Sotheby’s watch auction at the end of October will be headlined by a trio of historically important and highly complicated Breguet pocket watches that were all once owned by royalty, and then part of the David Salomons Breguet collection.
The top lot will unquestionably be Breguet no. 2788, nicknamed “The Prince Regent’s Resonance”, an experimental 1818 watch with twin balance wheels operating on the principle of resonance.
[Update October 27, 2020: The sale of watches from The Museum for Islamic Art will be postponed until sometime in November 2020, due to the museum having decided to rethink the deaccessioning of part of its collection.]

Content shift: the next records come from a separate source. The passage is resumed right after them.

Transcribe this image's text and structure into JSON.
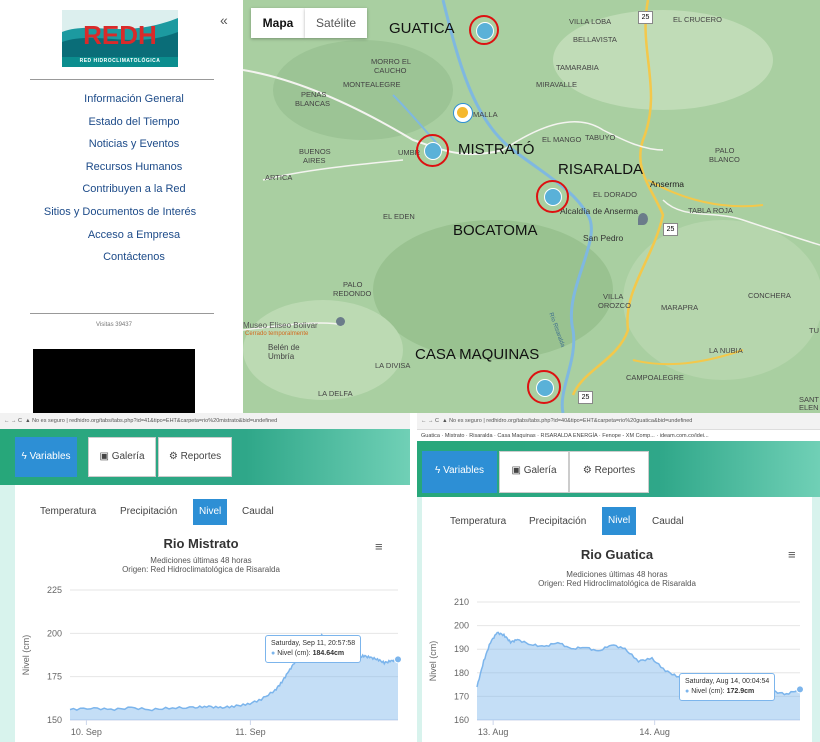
{
  "sidebar": {
    "logo_text": "REDH",
    "logo_subtitle": "RED HIDROCLIMATOLÓGICA",
    "collapse_icon": "«",
    "nav": [
      "Información General",
      "Estado del Tiempo",
      "Noticias y Eventos",
      "Recursos Humanos",
      "Contribuyen a la Red",
      "Sitios y Documentos de Interés",
      "Acceso a Empresa",
      "Contáctenos"
    ],
    "visits": "Visitas 39437"
  },
  "map": {
    "tabs": [
      "Mapa",
      "Satélite"
    ],
    "towns": [
      "MORRO EL",
      "CAUCHO",
      "MONTEALEGRE",
      "PENAS",
      "BLANCAS",
      "BUENOS",
      "AIRES",
      "ARTICA",
      "EL EDEN",
      "PALO",
      "REDONDO",
      "Museo Eliseo Bolivar",
      "Cerrado temporalmente",
      "Belén de",
      "Umbría",
      "LA DIVISA",
      "LA DELFA",
      "VILLA LOBA",
      "EL CRUCERO",
      "BELLAVISTA",
      "TAMARABIA",
      "MIRAVALLE",
      "MALLA",
      "EL MANGO",
      "TABUYO",
      "PALO",
      "BLANCO",
      "EL DORADO",
      "Anserma",
      "Alcaldía de Anserma",
      "TABLA ROJA",
      "San Pedro",
      "VILLA",
      "OROZCO",
      "MARAPRA",
      "CONCHERA",
      "LA NUBIA",
      "CAMPOALEGRE",
      "SANT",
      "ELEN",
      "TU",
      "UMBR",
      "Río Risaralda"
    ],
    "road_numbers": [
      "25",
      "25",
      "25"
    ],
    "stations": [
      "GUATICA",
      "MISTRATÓ",
      "RISARALDA",
      "BOCATOMA",
      "CASA MAQUINAS"
    ]
  },
  "left_panel": {
    "url": "No es seguro | redhidro.org/tabs/tabs.php?id=41&tipo=EHT&carpeta=rio%20mistrato&bid=undefined",
    "buttons": [
      "Variables",
      "Galería",
      "Reportes"
    ],
    "subtabs": [
      "Temperatura",
      "Precipitación",
      "Nivel",
      "Caudal"
    ],
    "title": "Rio Mistrato",
    "subtitle1": "Mediciones últimas 48 horas",
    "subtitle2": "Origen: Red Hidroclimatológica de Risaralda",
    "tooltip_date": "Saturday, Sep 11, 20:57:58",
    "tooltip_value_label": "Nivel (cm):",
    "tooltip_value": "184.64cm"
  },
  "right_panel": {
    "url": "No es seguro | redhidro.org/tabs/tabs.php?id=40&tipo=EHT&carpeta=rio%20guatica&bid=undefined",
    "bookmarks": "Guatica · Mistrato · Risaralda · Casa Maquinas · RISARALDA ENERGÍA · Fenope - XM Comp... · ideam.com.co/idei...",
    "buttons": [
      "Variables",
      "Galería",
      "Reportes"
    ],
    "subtabs": [
      "Temperatura",
      "Precipitación",
      "Nivel",
      "Caudal"
    ],
    "title": "Rio Guatica",
    "subtitle1": "Mediciones últimas 48 horas",
    "subtitle2": "Origen: Red Hidroclimatológica de Risaralda",
    "tooltip_date": "Saturday, Aug 14, 00:04:54",
    "tooltip_value_label": "Nivel (cm):",
    "tooltip_value": "172.9cm"
  },
  "chart_data": [
    {
      "type": "area",
      "title": "Rio Mistrato",
      "ylabel": "Nivel (cm)",
      "ylim": [
        150,
        225
      ],
      "yticks": [
        "150",
        "175",
        "200",
        "225"
      ],
      "xticks": [
        "10. Sep",
        "11. Sep"
      ],
      "x_hours": [
        0,
        3,
        6,
        9,
        12,
        15,
        18,
        20,
        22,
        24,
        26,
        28,
        30,
        31,
        32,
        33,
        34,
        35,
        36,
        37,
        38,
        39,
        40,
        41,
        42,
        43,
        44,
        45,
        46,
        47,
        48
      ],
      "values": [
        156,
        157,
        156,
        157,
        156,
        157,
        157,
        158,
        157,
        158,
        159,
        162,
        167,
        172,
        178,
        184,
        189,
        195,
        197,
        199,
        194,
        190,
        192,
        189,
        186,
        187,
        186,
        185,
        183,
        184,
        185
      ]
    },
    {
      "type": "area",
      "title": "Rio Guatica",
      "ylabel": "Nivel (cm)",
      "ylim": [
        160,
        210
      ],
      "yticks": [
        "160",
        "170",
        "180",
        "190",
        "200",
        "210"
      ],
      "xticks": [
        "13. Aug",
        "14. Aug"
      ],
      "x_hours": [
        0,
        1,
        2,
        3,
        4,
        5,
        6,
        8,
        10,
        12,
        14,
        16,
        18,
        20,
        22,
        24,
        26,
        28,
        30,
        32,
        34,
        36,
        38,
        40,
        42,
        44,
        46,
        48
      ],
      "values": [
        174,
        185,
        193,
        197,
        196,
        193,
        194,
        192,
        191,
        193,
        190,
        191,
        189,
        192,
        190,
        185,
        186,
        181,
        178,
        175,
        174,
        173,
        172,
        171,
        172,
        172,
        171,
        173
      ]
    }
  ]
}
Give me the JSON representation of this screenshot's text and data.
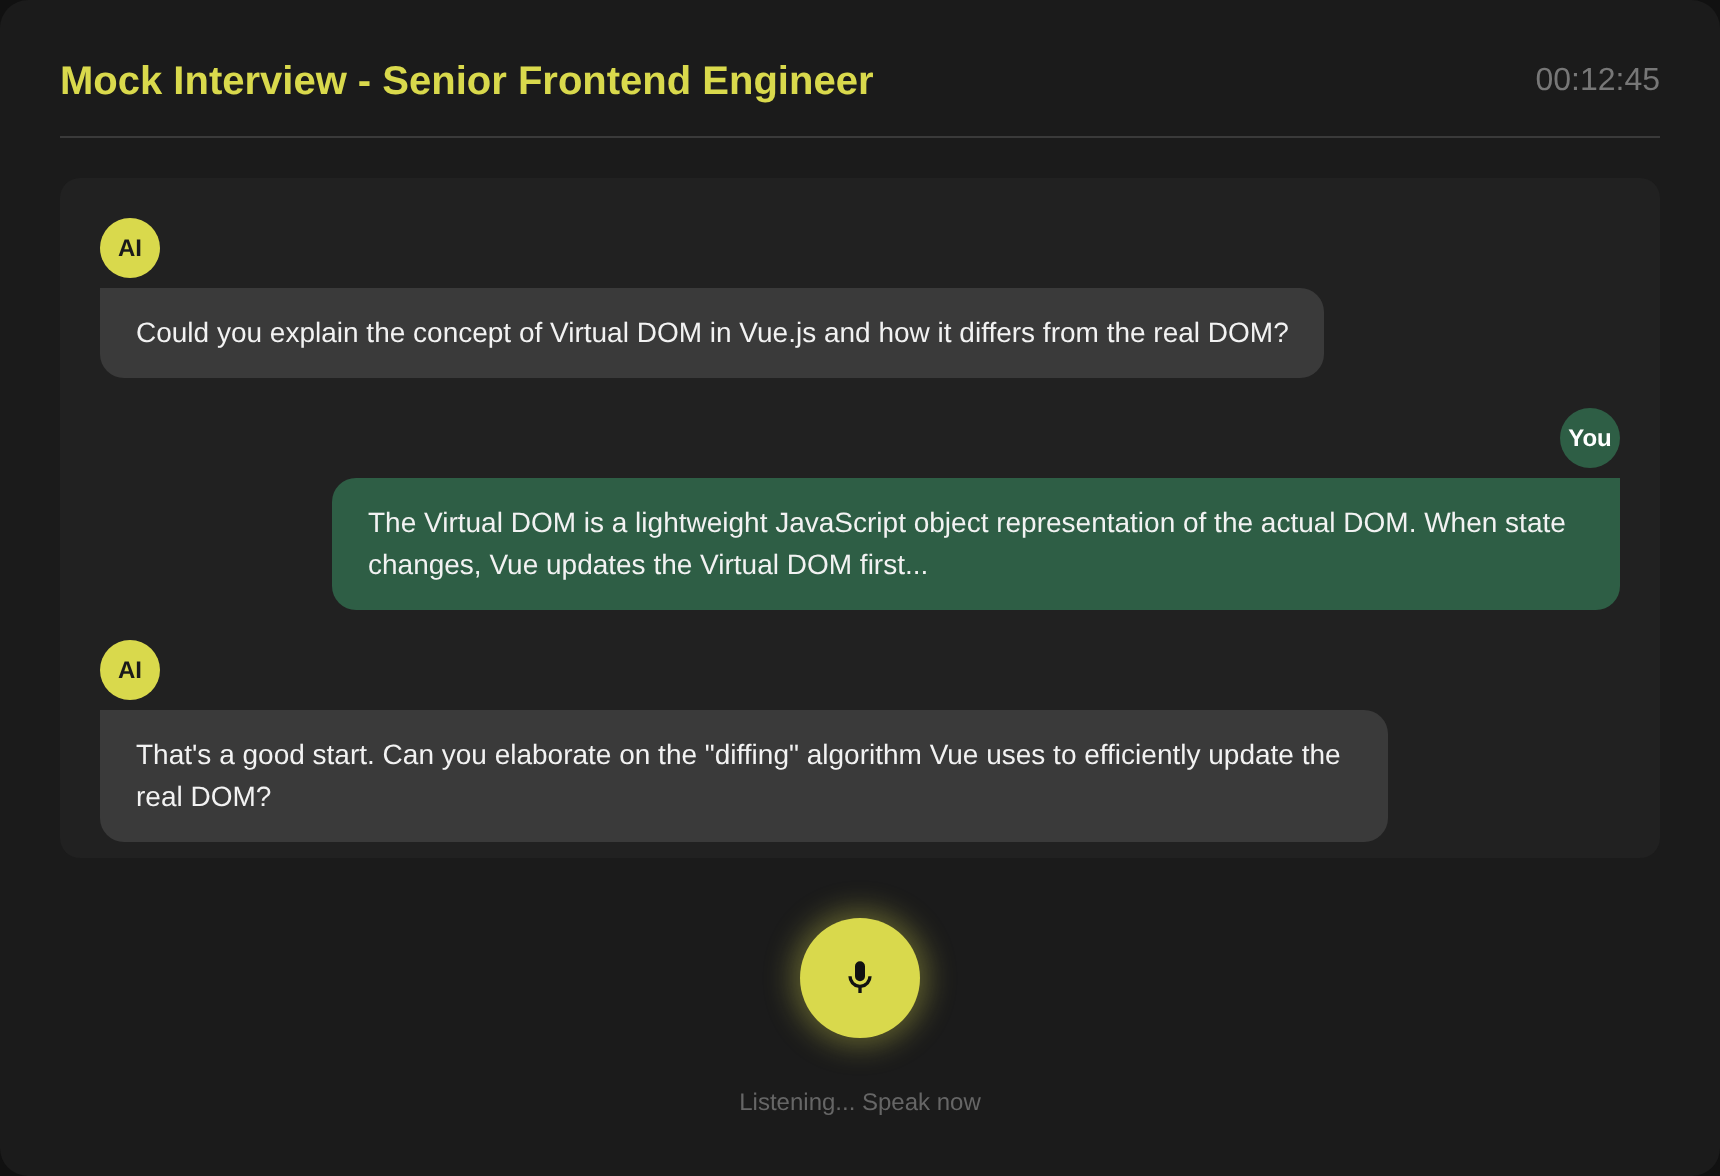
{
  "header": {
    "title": "Mock Interview - Senior Frontend Engineer",
    "timer": "00:12:45"
  },
  "messages": [
    {
      "kind": "ai",
      "avatar": "AI",
      "text": "Could you explain the concept of Virtual DOM in Vue.js and how it differs from the real DOM?"
    },
    {
      "kind": "user",
      "avatar": "You",
      "text": "The Virtual DOM is a lightweight JavaScript object representation of the actual DOM. When state changes, Vue updates the Virtual DOM first..."
    },
    {
      "kind": "ai",
      "avatar": "AI",
      "text": "That's a good start. Can you elaborate on the \"diffing\" algorithm Vue uses to efficiently update the real DOM?"
    }
  ],
  "mic": {
    "active": true,
    "status": "Listening... Speak now"
  }
}
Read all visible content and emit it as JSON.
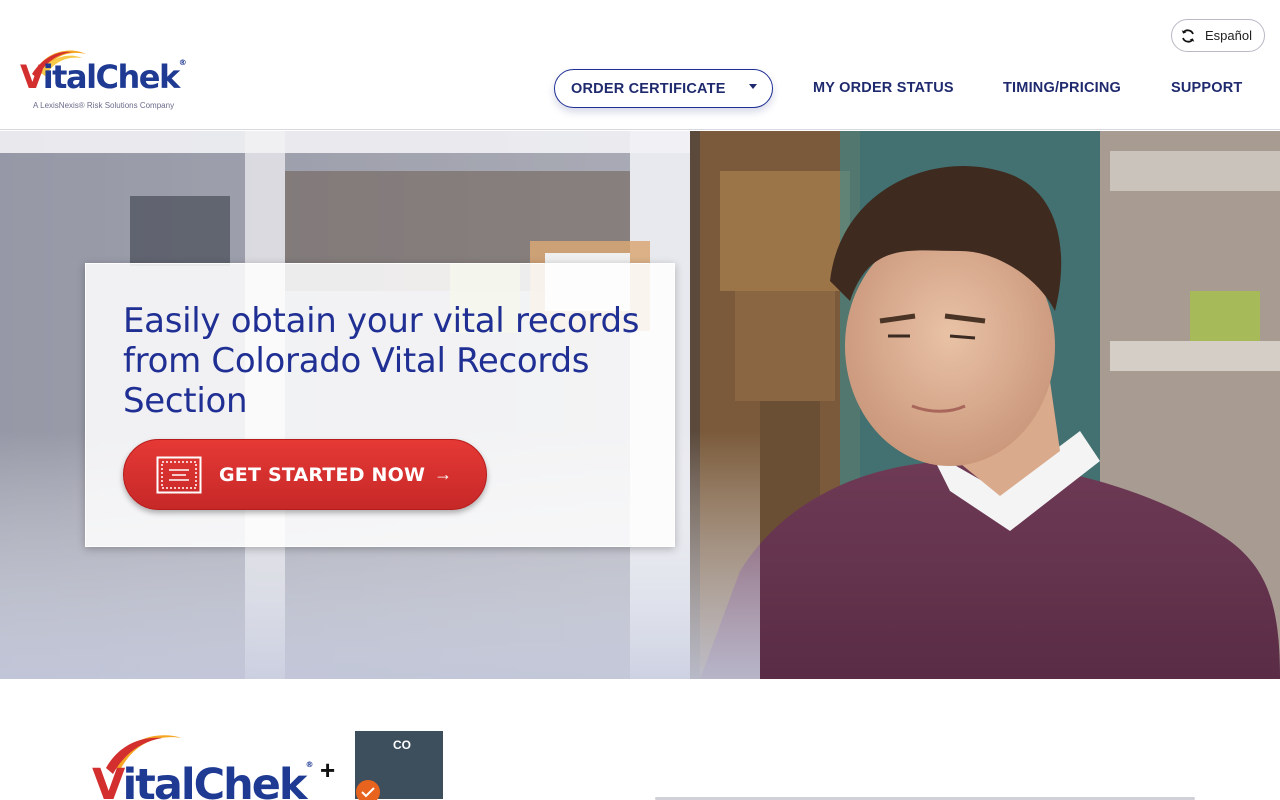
{
  "header": {
    "logo": {
      "brand_v": "V",
      "brand_rest": "italChek",
      "registered": "®",
      "tagline": "A LexisNexis® Risk Solutions Company"
    },
    "language_button": {
      "label": "Español",
      "icon": "refresh-icon"
    },
    "nav": {
      "order_certificate": "ORDER CERTIFICATE",
      "order_status": "MY ORDER STATUS",
      "timing_pricing": "TIMING/PRICING",
      "support": "SUPPORT"
    }
  },
  "hero": {
    "title": "Easily obtain your vital records from Colorado Vital Records Section",
    "cta_label": "GET STARTED NOW",
    "cta_arrow": "→",
    "cta_icon": "certificate-icon"
  },
  "partners": {
    "brand_v": "V",
    "brand_rest": "italChek",
    "registered": "®",
    "plus": "+",
    "state_abbr": "CO",
    "state_badge_icon": "checkmark-seal-icon"
  },
  "colors": {
    "brand_blue": "#1f2f93",
    "nav_text": "#1f2a6e",
    "cta_red": "#d32f2f",
    "logo_swoosh_yellow": "#f5a623",
    "state_fill": "#3d4e5c",
    "seal_orange": "#e8641e"
  }
}
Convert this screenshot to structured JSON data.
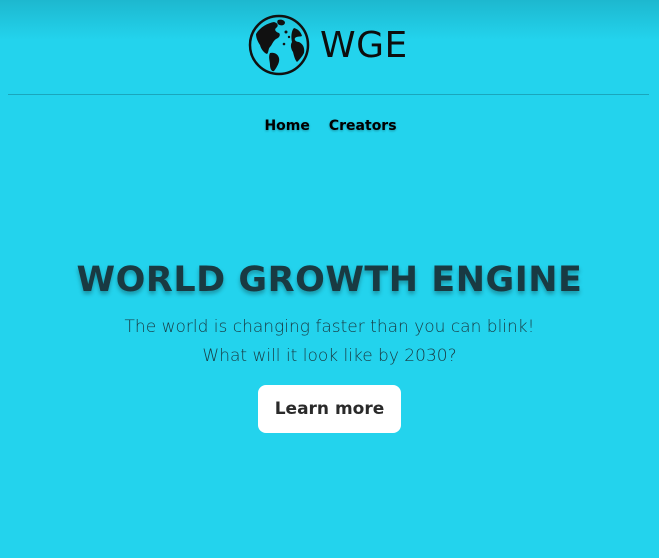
{
  "header": {
    "brand_name": "WGE"
  },
  "nav": {
    "items": [
      {
        "label": "Home"
      },
      {
        "label": "Creators"
      }
    ]
  },
  "hero": {
    "title": "WORLD GROWTH ENGINE",
    "subtitle_line1": "The world is changing faster than you can blink!",
    "subtitle_line2": "What will it look like by 2030?",
    "cta_label": "Learn more"
  },
  "colors": {
    "background": "#23d3ed",
    "title_text": "#193a42",
    "button_bg": "#ffffff"
  },
  "icons": {
    "logo": "globe-icon"
  }
}
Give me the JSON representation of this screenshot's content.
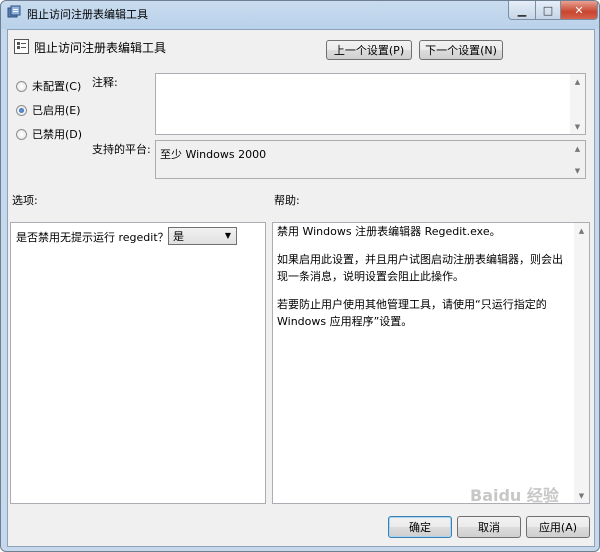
{
  "window": {
    "title": "阻止访问注册表编辑工具",
    "min_symbol": "▁",
    "max_symbol": "□",
    "close_symbol": "✕"
  },
  "header": {
    "setting_name": "阻止访问注册表编辑工具",
    "prev_button": "上一个设置(P)",
    "next_button": "下一个设置(N)"
  },
  "state": {
    "options": [
      {
        "label": "未配置(C)",
        "selected": false
      },
      {
        "label": "已启用(E)",
        "selected": true
      },
      {
        "label": "已禁用(D)",
        "selected": false
      }
    ]
  },
  "comment": {
    "label": "注释:",
    "value": ""
  },
  "platform": {
    "label": "支持的平台:",
    "value": "至少 Windows 2000"
  },
  "options_panel": {
    "label": "选项:",
    "question": "是否禁用无提示运行 regedit？",
    "dropdown_value": "是"
  },
  "help_panel": {
    "label": "帮助:",
    "paragraphs": [
      "禁用 Windows 注册表编辑器 Regedit.exe。",
      "如果启用此设置，并且用户试图启动注册表编辑器，则会出现一条消息，说明设置会阻止此操作。",
      "若要防止用户使用其他管理工具，请使用“只运行指定的 Windows 应用程序”设置。"
    ]
  },
  "footer": {
    "ok_button": "确定",
    "cancel_button": "取消",
    "apply_button": "应用(A)"
  },
  "watermark": {
    "text": "Baidu 经验"
  },
  "colors": {
    "title_bar": "#b9d1ea",
    "close_button": "#c8452f",
    "client_bg": "#f0f0f0"
  }
}
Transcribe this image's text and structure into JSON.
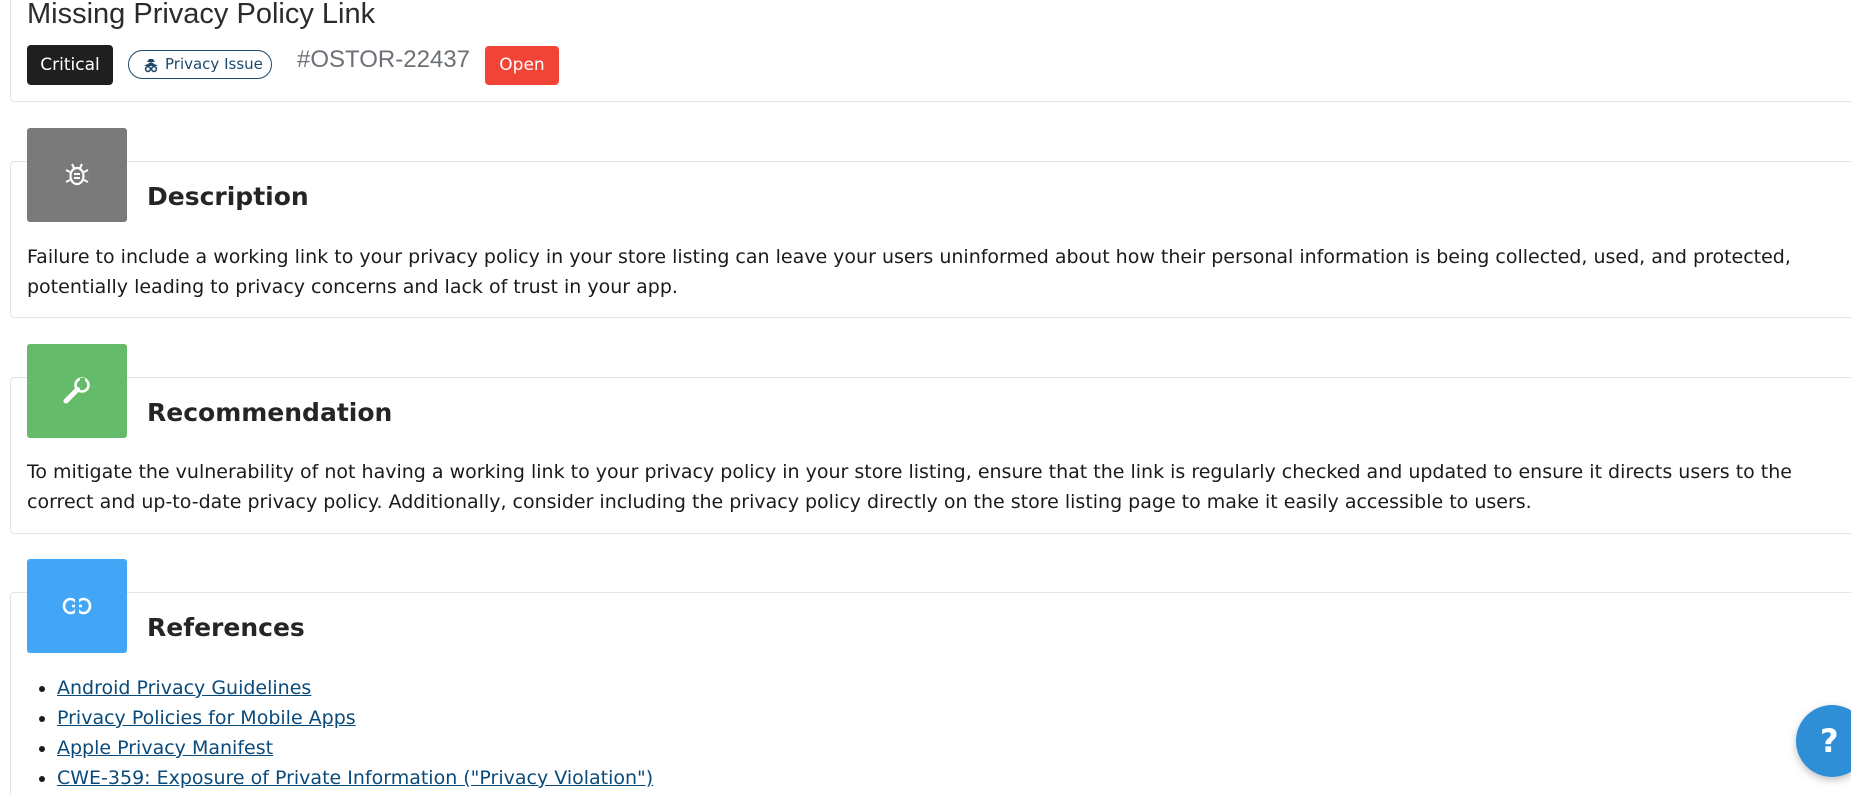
{
  "issue": {
    "title": "Missing Privacy Policy Link",
    "severity": "Critical",
    "category": "Privacy Issue",
    "id": "#OSTOR-22437",
    "status": "Open"
  },
  "sections": {
    "description": {
      "title": "Description",
      "text": "Failure to include a working link to your privacy policy in your store listing can leave your users uninformed about how their personal information is being collected, used, and protected, potentially leading to privacy concerns and lack of trust in your app."
    },
    "recommendation": {
      "title": "Recommendation",
      "text": "To mitigate the vulnerability of not having a working link to your privacy policy in your store listing, ensure that the link is regularly checked and updated to ensure it directs users to the correct and up-to-date privacy policy. Additionally, consider including the privacy policy directly on the store listing page to make it easily accessible to users."
    },
    "references": {
      "title": "References",
      "links": [
        "Android Privacy Guidelines",
        "Privacy Policies for Mobile Apps",
        "Apple Privacy Manifest",
        "CWE-359: Exposure of Private Information (\"Privacy Violation\")"
      ]
    }
  },
  "help": {
    "label": "?"
  },
  "icons": {
    "category": "spy-icon",
    "description": "bug-icon",
    "recommendation": "wrench-icon",
    "references": "link-icon",
    "help": "question-icon"
  },
  "colors": {
    "critical": "#1f1f1f",
    "open": "#f14336",
    "description_icon_bg": "#7a7a7a",
    "recommendation_icon_bg": "#66bb6a",
    "references_icon_bg": "#42a5f5",
    "help_button": "#2f8fd6",
    "link": "#0a4a7a"
  }
}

Given their hallowed provenance, the trio of Breguet watches being offered for sale is surprising, but perhaps in keeping with the times. Despite the golden age of pocket watch collecting having seemingly come to an end – or perhaps because of it – several important pocket watches have sold well in the last two years. Amongst the recent highlights is one of the oldest watches known, the 369-year old Cremsdorff preserved in mint condition, and the 20th century masterpiece by George Daniels.
The majority of those came from the massive collection put together by the late Erivan Haub, a supermarket tycoon who was perhaps the most important collector of pocket watches in his day. Sotheby’s upcoming London auction, however, has a handful of exceptionally important pocket watches from a more illustrious collection, The Museum for Islamic Art, an institution in Jerusalem better known as the L.A. Mayer Museum for Islamic Art.
Because the museum was established by Sir David Lionel Salomons (1851-1925), a British inventor and businessman who put together the world’s largest collection of Breguet timepieces, its collection includes a magnificent selection of watches, including the legendary Marie Antoinette pocket watch no. 160 (which was famously stolen and then recovered).
Some of its collection, ranging from Islamic art to watches, will be sold at Sotheby’s in London, with the timepieces going under the hammer on October 28, 2020.
“We have been careful to select for sale works which, for the most part, are either duplicated in the collection or were held in storage,” says museum chairman Herbert Winter. “Their sale will not only secure the future of the museum, but will allow us to maintain and display our wonderful collection in an appropriate manner, and – importantly – it will allow us to expand on the educational community projects which align so closely both with our founding mission and with our future vision.”
The museum’s future will certainly be helped by the sale of Breguet no. 2788 “Prince Regent’s Resonance” because it was acquired by the Prince Regent as a gift to his father, King George III, in 1818. Estimated at £400,000-600,000, or about US$500,000-800,000, the watch was one of the most expensive Breguet watches at the time.
Equipped with two balance wheels mounted so close they almost touch – bringing to mind the modern-day F.P. Journe Resonance that no doubt took inspiration from this – the movement was conceived to keep better time as a result of resonance occurring between the two balance wheels.
The application of the idea was likely unsuccessful, as Breguet only produced a tiny number of such watches, with just three known today.
Another notable Breguet in the sale is the Breguet no. 148 “Duc de Praslin”, the Perpétuelle once owned by the French nobleman who owned several Breguet watches. Incorporating both Breguet’s automatic-winding mechanism – hence perpétuelle – as well as a minute repeater, the watch also features a chronometer escapement. It has an estimate of £250,000-350,000, or about US$320,000-450,000.
And the third highlight in the sale is Breguet no. 1806 “Princess Murat”, a pocket watch equipped with a thermometer once owned by Princess Murat, better known as Caroline Bonaparte, which is estimated at £200,000-300,000, or US$250,000-400,000.
One of the most enthusiastic clients of Breguet, the Princess bought some three dozen timepieces from the watchmaker, including an early jewellery watch designed to be worn on the wrist. That long-lost wristwatch is the inspiration for the modern day Reine de Naples, named after the princess, whose husband was Joachim Murat, King of Naples.
The watches will be sold at the Watches auction taking place in London on October 28, 2020 at Sotheby’s located at 34-35 New Bond Street.
Correction September 16, 2020: The inside case back of the no. 2788 is an equation of time chart, and not an annual calendar.
Update October 27, 2020: The sale of watches from The Museum for Islamic Art will be postponed until sometime in November 2020, due to the museum having decided to rethink the deaccessioning of part of its collection.Back to top.